## EXERCISE
When a line of the entries contains "filters", please list that line.
=-=-=-=-=
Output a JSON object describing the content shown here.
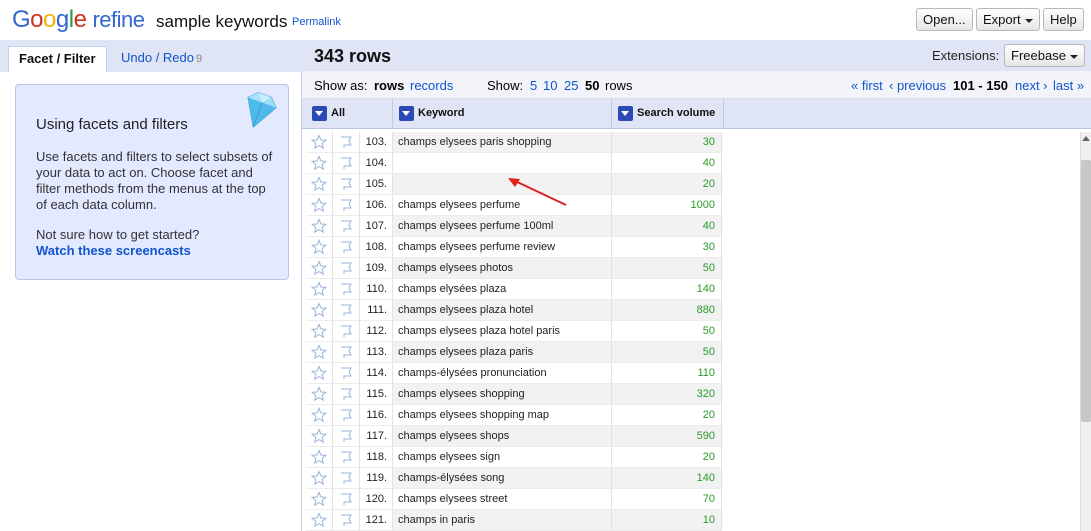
{
  "header": {
    "logo_google": [
      "G",
      "o",
      "o",
      "g",
      "l",
      "e"
    ],
    "logo_refine": "refine",
    "project_name": "sample keywords",
    "permalink": "Permalink",
    "open_label": "Open...",
    "export_label": "Export",
    "help_label": "Help"
  },
  "left_tabs": {
    "facet_filter": "Facet / Filter",
    "undo_redo": "Undo / Redo",
    "undo_count": "9"
  },
  "help_box": {
    "title": "Using facets and filters",
    "description": "Use facets and filters to select subsets of your data to act on. Choose facet and filter methods from the menus at the top of each data column.",
    "question": "Not sure how to get started?",
    "link": "Watch these screencasts",
    "icon": "diamond-icon"
  },
  "summary": {
    "rows_count": "343 rows",
    "extensions_label": "Extensions:",
    "freebase_label": "Freebase"
  },
  "view_bar": {
    "show_as_label": "Show as:",
    "rows": "rows",
    "records": "records",
    "show_label": "Show:",
    "page_sizes": [
      "5",
      "10",
      "25",
      "50"
    ],
    "rows_suffix": "rows",
    "first": "« first",
    "previous": "‹ previous",
    "range": "101 - 150",
    "next": "next ›",
    "last": "last »"
  },
  "columns": {
    "all": "All",
    "keyword": "Keyword",
    "search_volume": "Search volume"
  },
  "rows": [
    {
      "num": "103.",
      "keyword": "champs elysees paris shopping",
      "volume": "30"
    },
    {
      "num": "104.",
      "keyword": "",
      "volume": "40"
    },
    {
      "num": "105.",
      "keyword": "",
      "volume": "20"
    },
    {
      "num": "106.",
      "keyword": "champs elysees perfume",
      "volume": "1000"
    },
    {
      "num": "107.",
      "keyword": "champs elysees perfume 100ml",
      "volume": "40"
    },
    {
      "num": "108.",
      "keyword": "champs elysees perfume review",
      "volume": "30"
    },
    {
      "num": "109.",
      "keyword": "champs elysees photos",
      "volume": "50"
    },
    {
      "num": "110.",
      "keyword": "champs elysées plaza",
      "volume": "140"
    },
    {
      "num": "111.",
      "keyword": "champs elysees plaza hotel",
      "volume": "880"
    },
    {
      "num": "112.",
      "keyword": "champs elysees plaza hotel paris",
      "volume": "50"
    },
    {
      "num": "113.",
      "keyword": "champs elysees plaza paris",
      "volume": "50"
    },
    {
      "num": "114.",
      "keyword": "champs-élysées pronunciation",
      "volume": "110"
    },
    {
      "num": "115.",
      "keyword": "champs elysees shopping",
      "volume": "320"
    },
    {
      "num": "116.",
      "keyword": "champs elysees shopping map",
      "volume": "20"
    },
    {
      "num": "117.",
      "keyword": "champs elysees shops",
      "volume": "590"
    },
    {
      "num": "118.",
      "keyword": "champs elysees sign",
      "volume": "20"
    },
    {
      "num": "119.",
      "keyword": "champs-élysées song",
      "volume": "140"
    },
    {
      "num": "120.",
      "keyword": "champs elysees street",
      "volume": "70"
    },
    {
      "num": "121.",
      "keyword": "champs in paris",
      "volume": "10"
    }
  ],
  "colors": {
    "accent_blue": "#1155cc",
    "header_bg": "#dfe5f4",
    "volume_green": "#2a9a2a",
    "annotation_red": "#e0201c"
  }
}
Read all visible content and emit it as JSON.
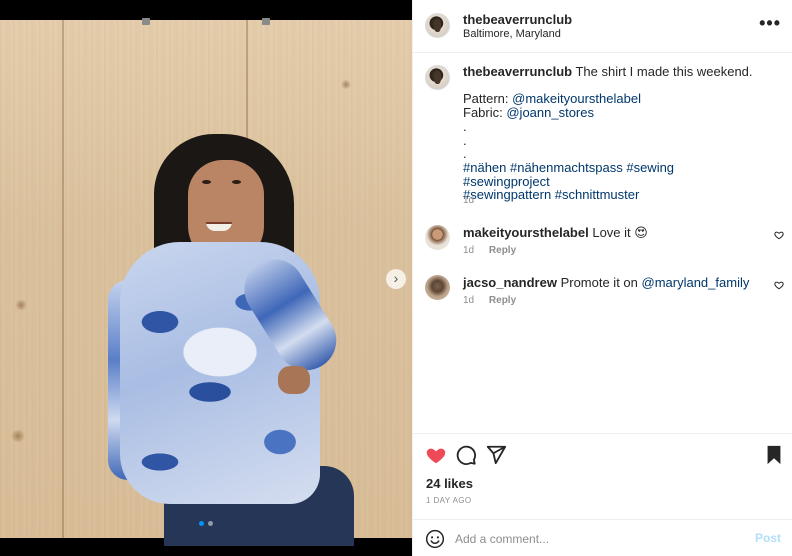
{
  "post": {
    "username": "thebeaverrunclub",
    "location": "Baltimore, Maryland",
    "more_icon": "more-horizontal-icon",
    "more_label": "•••",
    "photo_position": "1 of 2",
    "caption": {
      "text": "The shirt I made this weekend.",
      "pattern_label": "Pattern:",
      "pattern_link": "@makeityoursthelabel",
      "fabric_label": "Fabric:",
      "fabric_link": "@joann_stores",
      "dot1": ".",
      "dot2": ".",
      "dot3": ".",
      "hashtags_line1": "#nähen #nähenmachtspass #sewing #sewingproject",
      "hashtags_line2": "#sewingpattern #schnittmuster",
      "age": "1d"
    }
  },
  "comments": [
    {
      "username": "makeityoursthelabel",
      "text": "Love it 😍",
      "mention": "",
      "age": "1d",
      "reply_label": "Reply"
    },
    {
      "username": "jacso_nandrew",
      "text": "Promote it on ",
      "mention": "@maryland_family",
      "age": "1d",
      "reply_label": "Reply"
    }
  ],
  "actions": {
    "like_icon": "heart-filled-icon",
    "comment_icon": "comment-icon",
    "share_icon": "share-icon",
    "save_icon": "bookmark-filled-icon",
    "like_color": "#ed4956",
    "likes": "24 likes",
    "time_ago": "1 DAY AGO"
  },
  "add_comment": {
    "emoji_icon": "smiley-icon",
    "placeholder": "Add a comment...",
    "post_label": "Post",
    "post_color": "#b2dffc"
  },
  "carousel": {
    "next_label": "›",
    "active_dot_color": "#0095f6"
  }
}
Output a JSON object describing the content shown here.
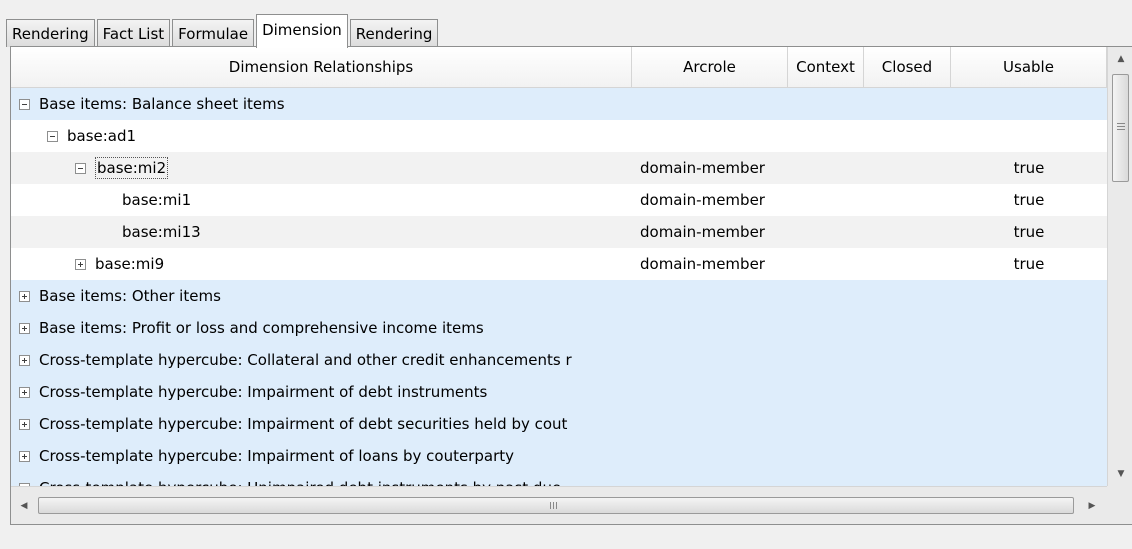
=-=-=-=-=
## SOLUTION TO THE EXERCISE
    "title": "Using facets and filters",
    "description": "Use facets and filters to select subsets of your data to act on. Choose facet and filter methods from the menus at the top of each data column.",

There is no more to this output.